The Montpelier Foundation and Montpelier Descendants Committee to Auction Table Crafted from Historic Cedar of Lebanon
As of October 15, which also marks the middle of Virginia Archaeology Month, The Montpelier Foundation (TMF) and Montpelier Descendants Committee (MDC) are inviting the public to bid on a Cedar of Lebanon table. Proceeds from this one-of-a-kind table – hand-crafted from one of the old-growth cedars that once towered over the Montpelier landscape – will go to fund the archaeological investigations at the burial ground that is the final resting place of over 250 people enslaved at Montpelier, as well as to fund community engagement around Memorialization.
Native to Lebanon, Cedar of Lebanon trees are rare species. Rare plants were once exchanged and presented as gifts to elites across the globe whose garden collections stood as a symbol of power and prestige. According to dendrochronology (a technique that dates trees by its rings), the cedar, known as a “witness tree”, that is, a tree that was present during a historical or cultural event, dates back to the 1850s. This tree “witnessed” the lives of the enslaved, their contributions, and emancipation.
“Be part of history, and empower James Madison’s Montpelier to tell a full and complete story” said Eola Lewis Dance, President & CEO of The Montpelier Foundation. "Your winning bid helps us to explore the history of democracy, slavery, resistance, and freedom. This unique cultural landscape was the home to over 300 enslaved Africans and their descendants, and the home of James Madison at the time he led the drafting of the American Constitution; establishing ideals of freedom, justice, and equality withheld from African Americans until emancipation and the modern Civil Rights movement. As a witness tree, the Cedar of Lebanon represents our shared history. Your investment in this table, not only wins you a unique artisan table, but charts Montpelier on the path to healing and truth, by supporting our efforts in archaeology, oral history, and memorialization.”
TMF and MDC have embarked on a historic partnership to be co-equal stewards of Madison’s estate. Earlier this year, they were awarded nearly $5.8 million by the Mellon Foundation to fund the construction of a memorial to enslaved people at Montpelier. Mellon is the nation’s largest supporter of the arts and humanities.
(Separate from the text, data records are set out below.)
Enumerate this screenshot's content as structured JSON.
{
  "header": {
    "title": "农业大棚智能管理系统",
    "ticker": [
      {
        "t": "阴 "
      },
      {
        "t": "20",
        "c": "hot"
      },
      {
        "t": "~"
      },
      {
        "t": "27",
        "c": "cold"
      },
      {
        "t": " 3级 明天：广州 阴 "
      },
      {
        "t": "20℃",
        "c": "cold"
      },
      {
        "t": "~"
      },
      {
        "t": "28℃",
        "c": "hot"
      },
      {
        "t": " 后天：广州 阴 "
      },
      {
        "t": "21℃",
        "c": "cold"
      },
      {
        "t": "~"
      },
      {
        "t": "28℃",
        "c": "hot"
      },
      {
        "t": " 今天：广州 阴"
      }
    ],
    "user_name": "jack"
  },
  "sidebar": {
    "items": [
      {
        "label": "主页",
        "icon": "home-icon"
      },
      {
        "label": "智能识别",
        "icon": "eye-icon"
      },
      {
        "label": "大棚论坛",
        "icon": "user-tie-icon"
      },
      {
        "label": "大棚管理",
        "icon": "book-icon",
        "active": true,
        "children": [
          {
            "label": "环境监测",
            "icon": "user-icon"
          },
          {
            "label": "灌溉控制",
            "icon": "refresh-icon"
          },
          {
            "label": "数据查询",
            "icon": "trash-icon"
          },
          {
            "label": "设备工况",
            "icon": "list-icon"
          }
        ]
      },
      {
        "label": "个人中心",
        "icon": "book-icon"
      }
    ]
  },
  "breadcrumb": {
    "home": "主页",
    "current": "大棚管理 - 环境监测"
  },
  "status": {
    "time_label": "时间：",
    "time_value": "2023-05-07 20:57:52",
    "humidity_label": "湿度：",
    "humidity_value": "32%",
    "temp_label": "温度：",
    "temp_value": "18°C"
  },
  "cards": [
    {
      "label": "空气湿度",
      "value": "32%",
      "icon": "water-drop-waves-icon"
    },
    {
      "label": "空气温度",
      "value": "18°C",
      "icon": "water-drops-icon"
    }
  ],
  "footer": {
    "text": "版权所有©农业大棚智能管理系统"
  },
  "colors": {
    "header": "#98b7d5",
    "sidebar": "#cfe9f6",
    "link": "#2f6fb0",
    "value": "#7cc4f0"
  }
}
The grant is part of Mellon’s “Monuments Project” initiative, an unprecedented $250 million commitment to transform the nation’s commemorative landscape by supporting public projects that more completely and accurately represent American history, including the stories of those who have often been denied historical recognition.